I’ve read many articles about Card Sorting in user research and how it can help you organize the information architecture from what users think is more intuitive. However, some business in certain industries aren’t that simple to be explained and understood by a user in a research session, which might affect the final results.
Here I’m going to show how to use the method, analyze data and share results to help the design team create a better solution for your product.
Rule number #1:
Don’t start any research without a clear problem definition and a structured hypothesis to validate.
If you are not sure what is the problem to be solve, ask your stakeholders straight away. If they are also lost or can’t get to a common opinion, use your design skills and help them. …
If you are a UX Designer interested in user research, or is starting to become a UX Researcher, here is my first advice: what you plan in the office will change in the streets, and the reason is very simple.
Some people are kind, friendly and open minded. But others are moody, rude and angry. And we all can be in one of those states, otherwise we wouldn’t be humans. That’s why good designers should learn how to “read” people.
When I first started applying usability tests and interviews I always had
2 feelings at the end:
“ I loved this user! It’s was such a good talk, many feedbacks to work…
Saying that empathy is going to help designers to see the problem through the user’s perspective is not something new.
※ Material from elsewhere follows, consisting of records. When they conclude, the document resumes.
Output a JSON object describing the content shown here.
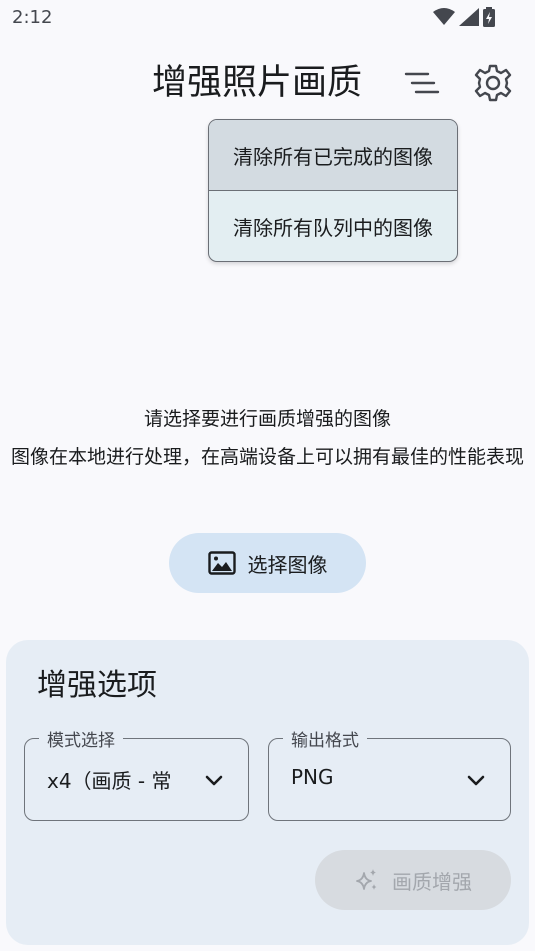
{
  "status_bar": {
    "time": "2:12",
    "icons": [
      "wifi-icon",
      "signal-icon",
      "battery-charging-icon"
    ]
  },
  "header": {
    "title": "增强照片画质",
    "menu_icon": "sort-menu-icon",
    "settings_icon": "gear-icon"
  },
  "dropdown": {
    "items": [
      {
        "label": "清除所有已完成的图像"
      },
      {
        "label": "清除所有队列中的图像"
      }
    ]
  },
  "main": {
    "prompt": "请选择要进行画质增强的图像",
    "description": "图像在本地进行处理，在高端设备上可以拥有最佳的性能表现",
    "choose_button": "选择图像",
    "choose_icon": "image-icon"
  },
  "options": {
    "title": "增强选项",
    "mode_label": "模式选择",
    "mode_value": "x4（画质 - 常",
    "format_label": "输出格式",
    "format_value": "PNG",
    "enhance_button": "画质增强",
    "enhance_icon": "sparkle-icon"
  },
  "colors": {
    "background": "#f9f9fc",
    "button_tonal": "#d4e4f4",
    "card": "#e6edf5",
    "disabled_button": "#d7dbe0"
  }
}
I’ve read a lot about how working in collaboration with your public improve design process, and I totally agree.
But none of those articles explained to me what to expect when you are right there in the coffee shop looking for someone to test your prototype or answer a few questions of your questionnaire.
So how is it when a designer actually starts working with empathy? …